Water utilities in areas with a history of flooding or earthquakes should prepare adequately so that water supply is not affected (Figure 6.8).

Figure 6.8 Flooding due to rainstorms.

At times of natural disasters, the need to provide adequate and clean water to communities is crucial. There are good reasons for this. Other services such as electricity supply and transportation will be affected, limiting people’s access to safe food and health services. If clean water is also not available, the health of people will be at serious risk. Utilities must therefore plan and be prepared for such eventualities. Mock emergency exercises should be carried out on given water supply systems to develop detailed lists of actions to ensure that resilient systems that can withstand difficult conditions are in place to serve the community.
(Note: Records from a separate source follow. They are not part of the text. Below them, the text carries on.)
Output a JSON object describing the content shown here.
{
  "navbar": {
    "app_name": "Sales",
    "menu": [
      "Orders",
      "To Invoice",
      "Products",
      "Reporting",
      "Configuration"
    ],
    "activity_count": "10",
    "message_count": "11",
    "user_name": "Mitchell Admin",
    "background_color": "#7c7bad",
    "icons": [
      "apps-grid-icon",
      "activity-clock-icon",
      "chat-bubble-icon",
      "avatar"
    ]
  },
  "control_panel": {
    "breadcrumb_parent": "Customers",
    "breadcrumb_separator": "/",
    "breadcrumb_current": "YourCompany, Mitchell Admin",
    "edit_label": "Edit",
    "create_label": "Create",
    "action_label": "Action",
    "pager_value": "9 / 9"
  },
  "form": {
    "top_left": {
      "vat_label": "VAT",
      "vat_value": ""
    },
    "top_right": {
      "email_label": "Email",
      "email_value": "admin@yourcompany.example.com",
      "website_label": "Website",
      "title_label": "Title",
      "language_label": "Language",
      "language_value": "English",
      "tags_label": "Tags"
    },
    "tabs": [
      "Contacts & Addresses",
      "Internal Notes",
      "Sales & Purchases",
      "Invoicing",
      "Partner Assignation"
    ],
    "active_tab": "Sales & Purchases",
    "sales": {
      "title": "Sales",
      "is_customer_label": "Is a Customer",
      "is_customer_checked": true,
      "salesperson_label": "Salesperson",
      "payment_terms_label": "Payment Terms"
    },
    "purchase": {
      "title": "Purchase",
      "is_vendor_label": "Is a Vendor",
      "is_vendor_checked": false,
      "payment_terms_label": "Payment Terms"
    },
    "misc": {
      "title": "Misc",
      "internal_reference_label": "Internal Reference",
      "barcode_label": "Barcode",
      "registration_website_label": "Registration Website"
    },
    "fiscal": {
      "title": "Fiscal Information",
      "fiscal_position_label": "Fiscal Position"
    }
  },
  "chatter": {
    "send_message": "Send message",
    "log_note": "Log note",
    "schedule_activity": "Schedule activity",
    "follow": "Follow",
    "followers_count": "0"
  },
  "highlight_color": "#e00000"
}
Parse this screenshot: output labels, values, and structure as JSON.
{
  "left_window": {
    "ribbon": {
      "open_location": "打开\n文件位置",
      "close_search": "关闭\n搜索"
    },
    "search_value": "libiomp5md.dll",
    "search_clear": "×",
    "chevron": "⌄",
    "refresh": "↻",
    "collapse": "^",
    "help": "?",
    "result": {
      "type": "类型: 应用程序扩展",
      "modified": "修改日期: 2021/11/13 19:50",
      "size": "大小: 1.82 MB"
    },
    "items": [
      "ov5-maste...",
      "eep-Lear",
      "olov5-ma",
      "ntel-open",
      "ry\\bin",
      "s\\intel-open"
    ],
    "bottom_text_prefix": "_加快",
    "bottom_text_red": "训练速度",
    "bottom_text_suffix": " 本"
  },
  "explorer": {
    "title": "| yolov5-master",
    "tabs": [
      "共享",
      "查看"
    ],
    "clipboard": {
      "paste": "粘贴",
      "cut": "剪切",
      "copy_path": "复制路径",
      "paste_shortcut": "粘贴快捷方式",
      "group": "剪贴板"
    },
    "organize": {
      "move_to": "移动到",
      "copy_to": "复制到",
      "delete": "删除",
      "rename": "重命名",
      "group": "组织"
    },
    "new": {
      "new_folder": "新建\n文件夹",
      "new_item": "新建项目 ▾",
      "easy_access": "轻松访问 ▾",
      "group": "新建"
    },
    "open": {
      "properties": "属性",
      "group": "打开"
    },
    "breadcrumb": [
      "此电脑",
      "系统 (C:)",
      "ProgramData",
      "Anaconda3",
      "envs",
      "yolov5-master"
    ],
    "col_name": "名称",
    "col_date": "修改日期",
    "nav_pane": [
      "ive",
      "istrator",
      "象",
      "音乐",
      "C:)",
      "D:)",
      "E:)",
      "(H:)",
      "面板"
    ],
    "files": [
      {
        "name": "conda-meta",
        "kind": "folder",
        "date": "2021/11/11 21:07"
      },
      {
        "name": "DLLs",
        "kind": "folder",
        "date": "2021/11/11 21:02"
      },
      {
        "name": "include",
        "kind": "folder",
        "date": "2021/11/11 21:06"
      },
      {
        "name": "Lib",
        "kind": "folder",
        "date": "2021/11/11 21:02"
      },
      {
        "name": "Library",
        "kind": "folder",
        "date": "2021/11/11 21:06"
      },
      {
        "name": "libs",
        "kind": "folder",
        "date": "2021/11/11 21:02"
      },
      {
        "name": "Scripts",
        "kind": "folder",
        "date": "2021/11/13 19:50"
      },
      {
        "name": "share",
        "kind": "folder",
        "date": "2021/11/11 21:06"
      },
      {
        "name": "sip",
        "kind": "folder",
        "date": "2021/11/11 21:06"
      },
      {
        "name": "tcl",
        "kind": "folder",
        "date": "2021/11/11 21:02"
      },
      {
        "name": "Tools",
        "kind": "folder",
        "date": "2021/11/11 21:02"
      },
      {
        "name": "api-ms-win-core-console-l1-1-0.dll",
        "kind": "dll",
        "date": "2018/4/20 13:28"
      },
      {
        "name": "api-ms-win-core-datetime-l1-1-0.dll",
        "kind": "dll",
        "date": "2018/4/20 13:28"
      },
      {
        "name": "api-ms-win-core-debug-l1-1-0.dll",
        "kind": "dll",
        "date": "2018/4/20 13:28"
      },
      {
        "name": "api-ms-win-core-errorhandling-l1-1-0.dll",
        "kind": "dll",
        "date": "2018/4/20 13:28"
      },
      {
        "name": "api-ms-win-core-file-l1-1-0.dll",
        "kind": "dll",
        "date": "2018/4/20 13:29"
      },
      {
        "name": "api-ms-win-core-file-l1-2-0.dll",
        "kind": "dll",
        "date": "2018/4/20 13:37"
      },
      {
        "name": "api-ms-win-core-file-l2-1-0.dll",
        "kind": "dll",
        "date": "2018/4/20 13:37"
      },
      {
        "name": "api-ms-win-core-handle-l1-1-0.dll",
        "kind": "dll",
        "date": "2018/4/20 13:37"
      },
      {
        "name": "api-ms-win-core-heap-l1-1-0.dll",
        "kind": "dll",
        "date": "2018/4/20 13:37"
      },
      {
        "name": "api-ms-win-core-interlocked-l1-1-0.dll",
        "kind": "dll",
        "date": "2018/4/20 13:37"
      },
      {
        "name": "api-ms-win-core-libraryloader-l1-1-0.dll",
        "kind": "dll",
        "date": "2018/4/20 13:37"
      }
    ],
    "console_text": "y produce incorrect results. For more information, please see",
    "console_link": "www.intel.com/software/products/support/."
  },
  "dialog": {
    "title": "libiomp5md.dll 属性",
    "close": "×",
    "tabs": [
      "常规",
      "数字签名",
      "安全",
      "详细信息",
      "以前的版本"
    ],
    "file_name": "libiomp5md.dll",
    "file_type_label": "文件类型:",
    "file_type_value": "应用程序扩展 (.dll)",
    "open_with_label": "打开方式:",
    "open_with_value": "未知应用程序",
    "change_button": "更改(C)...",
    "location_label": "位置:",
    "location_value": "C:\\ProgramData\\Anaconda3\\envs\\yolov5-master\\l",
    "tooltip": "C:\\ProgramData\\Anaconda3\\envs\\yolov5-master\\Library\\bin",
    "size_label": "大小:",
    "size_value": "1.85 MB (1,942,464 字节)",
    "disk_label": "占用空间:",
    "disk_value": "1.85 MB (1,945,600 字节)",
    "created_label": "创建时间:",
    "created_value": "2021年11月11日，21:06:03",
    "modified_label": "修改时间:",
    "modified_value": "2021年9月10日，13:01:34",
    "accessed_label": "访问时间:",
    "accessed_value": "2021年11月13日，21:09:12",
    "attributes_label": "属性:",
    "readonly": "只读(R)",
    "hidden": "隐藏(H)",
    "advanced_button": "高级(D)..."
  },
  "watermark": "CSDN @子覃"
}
The following are some key points to consider to ensure resilience during floods.

  • If wells are the source of water, the topmost reach of the well-casing should be raised above any known level of past flooding. Back-up generators should be installed on a stable foundation at a height that minimises damage by flood water.
  • The well should have protective structures around it to prevent damage and avoid infiltration of contaminated surface water into the well.
  • In treatment plants, sand bags should be available as flood barriers around buildings that house equipment, and windows should be boarded up.
  • Switchboards and other electrical components should be installed at a height where floodwater cannot reach them.

It is not possible to protect water systems completely from all forms of natural disaster, for example earthquakes, but by forward planning and preparedness, it is possible to mitigate the worst impacts.

Last modified: Thursday, 11 August 2016, 8:58 PM